  36. 36.
    Challis, J. R. G., Richardson, B. S., Rurak, D., Wlodek, M. E., and Patrick, J. E. (1986).Am. J. Obstet. Gynecol. 155, 1332–1336.PubMedGoogle Scholar
  37. 37.
    Norman, L. J., Lye, S. J., Wlodek, M. E., and Challis, J. R. G. (1985).Can. J. Physiol. Pharmacol. 63, 1398–1403.PubMedCrossRefGoogle Scholar
  38. 38.
    Matthews, S. G., Han, X., Lu, F., and Challis, J. R. G. (1994).J Mol. Endocrinology 13, 175–185.CrossRefGoogle Scholar
  39. 39.
    Yang, K., Matthews, S. G., and Challis, J. R. G. (1995).J. Mol. Endocrinology 14, 109–116.CrossRefGoogle Scholar
  40. 40.
    Gossard, F. J., Chang, A. C. Y., and Cohen, S. N. (1986).Biochim. Biophys. Acta 866, 68–74.PubMedGoogle Scholar

Copyright information

© Humana Press Inc 1997

Authors and Affiliations

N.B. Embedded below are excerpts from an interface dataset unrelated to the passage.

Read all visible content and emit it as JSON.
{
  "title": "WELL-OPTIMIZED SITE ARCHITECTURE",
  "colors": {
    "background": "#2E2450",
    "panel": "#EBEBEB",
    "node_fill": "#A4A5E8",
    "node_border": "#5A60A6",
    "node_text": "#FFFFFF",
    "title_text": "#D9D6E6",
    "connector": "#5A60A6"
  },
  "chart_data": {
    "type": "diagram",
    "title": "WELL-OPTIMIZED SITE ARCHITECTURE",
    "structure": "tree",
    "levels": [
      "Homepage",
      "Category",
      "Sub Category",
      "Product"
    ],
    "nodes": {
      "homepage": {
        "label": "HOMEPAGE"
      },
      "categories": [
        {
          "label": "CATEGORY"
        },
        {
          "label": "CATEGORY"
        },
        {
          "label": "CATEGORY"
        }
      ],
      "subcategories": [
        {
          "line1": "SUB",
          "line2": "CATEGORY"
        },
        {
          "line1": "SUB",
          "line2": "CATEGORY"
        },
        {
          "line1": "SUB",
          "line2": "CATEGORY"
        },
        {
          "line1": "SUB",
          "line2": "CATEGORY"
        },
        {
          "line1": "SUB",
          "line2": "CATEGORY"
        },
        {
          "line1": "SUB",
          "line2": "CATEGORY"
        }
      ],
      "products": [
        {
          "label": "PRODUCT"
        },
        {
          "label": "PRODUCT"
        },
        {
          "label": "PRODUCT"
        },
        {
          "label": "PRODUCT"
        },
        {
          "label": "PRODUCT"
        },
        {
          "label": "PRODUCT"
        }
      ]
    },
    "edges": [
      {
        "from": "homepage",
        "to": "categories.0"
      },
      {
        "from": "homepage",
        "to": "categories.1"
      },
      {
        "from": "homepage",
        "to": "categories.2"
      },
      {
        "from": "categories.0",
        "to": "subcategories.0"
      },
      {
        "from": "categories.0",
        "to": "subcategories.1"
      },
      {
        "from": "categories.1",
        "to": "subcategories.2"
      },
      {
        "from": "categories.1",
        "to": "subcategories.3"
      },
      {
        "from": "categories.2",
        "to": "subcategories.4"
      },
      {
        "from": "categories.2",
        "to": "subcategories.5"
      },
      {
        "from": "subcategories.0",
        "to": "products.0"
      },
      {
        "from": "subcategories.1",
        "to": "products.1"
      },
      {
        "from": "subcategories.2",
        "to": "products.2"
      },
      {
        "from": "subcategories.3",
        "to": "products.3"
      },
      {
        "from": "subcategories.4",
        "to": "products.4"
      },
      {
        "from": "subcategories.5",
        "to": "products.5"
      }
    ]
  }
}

  • Sheila Wang
    • 1
    • 3
  • Stephen G. Matthews
    • 1
    • 2
  • Treena M. Jeffray
    • 1
  • M. Yvette Stevens
    • 1
  • Kaiping Yang
    • 3
    • 5
    • 6
  • Geoffrey L. Hammond
    • 4
    • 5
    • 7
  • John R. G. Challis
    • 1
    • 2
    • 3
    • 6
  1. 1.Department of PhysiologyUniversity of TorontoToronto
  2. 2.Department of Obstetrics and GynecologyUniversity of TorontoToronto
  3. 3.Department of PhysiologyUniversity of Western OntarioCanada
  4. 4.Department of Pharmacology and ToxicologyUniversity of Western OntarioCanada
  5. 5.Department of Obstetrics and GynecologyUniversity of Western OntarioCanada
  6. 6.Lawson Research InstituteLondon
  7. 7.London Regional Cancer CentreLondon

Personalised recommendations